[Start of Attachment]

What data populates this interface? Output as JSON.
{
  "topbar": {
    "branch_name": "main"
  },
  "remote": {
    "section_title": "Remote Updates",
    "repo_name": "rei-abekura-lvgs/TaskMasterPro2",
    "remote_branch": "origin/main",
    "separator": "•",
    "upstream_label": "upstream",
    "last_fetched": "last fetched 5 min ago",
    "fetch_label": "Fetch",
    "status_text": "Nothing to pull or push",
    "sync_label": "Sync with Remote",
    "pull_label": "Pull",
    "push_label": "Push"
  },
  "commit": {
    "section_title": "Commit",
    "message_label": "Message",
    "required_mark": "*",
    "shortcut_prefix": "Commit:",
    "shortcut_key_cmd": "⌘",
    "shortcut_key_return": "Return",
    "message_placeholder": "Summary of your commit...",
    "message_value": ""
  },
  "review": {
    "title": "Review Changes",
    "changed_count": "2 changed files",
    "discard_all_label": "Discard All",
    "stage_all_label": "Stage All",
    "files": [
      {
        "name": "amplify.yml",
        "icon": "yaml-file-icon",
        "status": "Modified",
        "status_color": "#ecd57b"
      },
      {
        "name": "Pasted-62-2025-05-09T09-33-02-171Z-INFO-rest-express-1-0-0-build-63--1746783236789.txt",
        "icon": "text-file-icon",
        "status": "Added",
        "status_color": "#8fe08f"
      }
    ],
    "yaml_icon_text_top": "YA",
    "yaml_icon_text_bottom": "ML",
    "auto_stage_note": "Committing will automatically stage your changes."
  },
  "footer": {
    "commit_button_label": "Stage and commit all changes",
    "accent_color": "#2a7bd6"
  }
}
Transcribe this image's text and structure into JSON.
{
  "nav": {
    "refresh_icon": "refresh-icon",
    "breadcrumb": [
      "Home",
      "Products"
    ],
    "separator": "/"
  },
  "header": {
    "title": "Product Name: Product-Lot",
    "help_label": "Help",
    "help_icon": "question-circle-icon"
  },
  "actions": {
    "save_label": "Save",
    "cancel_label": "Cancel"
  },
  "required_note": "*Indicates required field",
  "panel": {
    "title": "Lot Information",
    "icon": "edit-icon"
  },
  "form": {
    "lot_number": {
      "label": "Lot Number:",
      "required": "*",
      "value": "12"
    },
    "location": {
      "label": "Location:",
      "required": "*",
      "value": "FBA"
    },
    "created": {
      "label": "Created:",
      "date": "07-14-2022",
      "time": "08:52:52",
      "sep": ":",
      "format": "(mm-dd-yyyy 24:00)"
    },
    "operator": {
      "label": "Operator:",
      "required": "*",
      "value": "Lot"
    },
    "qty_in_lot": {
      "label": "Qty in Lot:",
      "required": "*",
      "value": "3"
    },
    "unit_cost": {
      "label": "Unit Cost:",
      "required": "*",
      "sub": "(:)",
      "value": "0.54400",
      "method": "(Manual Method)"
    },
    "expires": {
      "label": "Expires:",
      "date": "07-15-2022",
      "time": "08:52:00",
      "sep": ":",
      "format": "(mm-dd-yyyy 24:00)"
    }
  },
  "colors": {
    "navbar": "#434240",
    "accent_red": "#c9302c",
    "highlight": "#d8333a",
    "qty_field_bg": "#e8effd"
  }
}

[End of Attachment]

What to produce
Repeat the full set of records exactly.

Output of the task
What data populates this interface? Output as JSON.
{
  "topbar": {
    "branch_name": "main"
  },
  "remote": {
    "section_title": "Remote Updates",
    "repo_name": "rei-abekura-lvgs/TaskMasterPro2",
    "remote_branch": "origin/main",
    "separator": "•",
    "upstream_label": "upstream",
    "last_fetched": "last fetched 5 min ago",
    "fetch_label": "Fetch",
    "status_text": "Nothing to pull or push",
    "sync_label": "Sync with Remote",
    "pull_label": "Pull",
    "push_label": "Push"
  },
  "commit": {
    "section_title": "Commit",
    "message_label": "Message",
    "required_mark": "*",
    "shortcut_prefix": "Commit:",
    "shortcut_key_cmd": "⌘",
    "shortcut_key_return": "Return",
    "message_placeholder": "Summary of your commit...",
    "message_value": ""
  },
  "review": {
    "title": "Review Changes",
    "changed_count": "2 changed files",
    "discard_all_label": "Discard All",
    "stage_all_label": "Stage All",
    "files": [
      {
        "name": "amplify.yml",
        "icon": "yaml-file-icon",
        "status": "Modified",
        "status_color": "#ecd57b"
      },
      {
        "name": "Pasted-62-2025-05-09T09-33-02-171Z-INFO-rest-express-1-0-0-build-63--1746783236789.txt",
        "icon": "text-file-icon",
        "status": "Added",
        "status_color": "#8fe08f"
      }
    ],
    "yaml_icon_text_top": "YA",
    "yaml_icon_text_bottom": "ML",
    "auto_stage_note": "Committing will automatically stage your changes."
  },
  "footer": {
    "commit_button_label": "Stage and commit all changes",
    "accent_color": "#2a7bd6"
  }
}
Transcribe this image's text and structure into JSON.
{
  "nav": {
    "refresh_icon": "refresh-icon",
    "breadcrumb": [
      "Home",
      "Products"
    ],
    "separator": "/"
  },
  "header": {
    "title": "Product Name: Product-Lot",
    "help_label": "Help",
    "help_icon": "question-circle-icon"
  },
  "actions": {
    "save_label": "Save",
    "cancel_label": "Cancel"
  },
  "required_note": "*Indicates required field",
  "panel": {
    "title": "Lot Information",
    "icon": "edit-icon"
  },
  "form": {
    "lot_number": {
      "label": "Lot Number:",
      "required": "*",
      "value": "12"
    },
    "location": {
      "label": "Location:",
      "required": "*",
      "value": "FBA"
    },
    "created": {
      "label": "Created:",
      "date": "07-14-2022",
      "time": "08:52:52",
      "sep": ":",
      "format": "(mm-dd-yyyy 24:00)"
    },
    "operator": {
      "label": "Operator:",
      "required": "*",
      "value": "Lot"
    },
    "qty_in_lot": {
      "label": "Qty in Lot:",
      "required": "*",
      "value": "3"
    },
    "unit_cost": {
      "label": "Unit Cost:",
      "required": "*",
      "sub": "(:)",
      "value": "0.54400",
      "method": "(Manual Method)"
    },
    "expires": {
      "label": "Expires:",
      "date": "07-15-2022",
      "time": "08:52:00",
      "sep": ":",
      "format": "(mm-dd-yyyy 24:00)"
    }
  },
  "colors": {
    "navbar": "#434240",
    "accent_red": "#c9302c",
    "highlight": "#d8333a",
    "qty_field_bg": "#e8effd"
  }
}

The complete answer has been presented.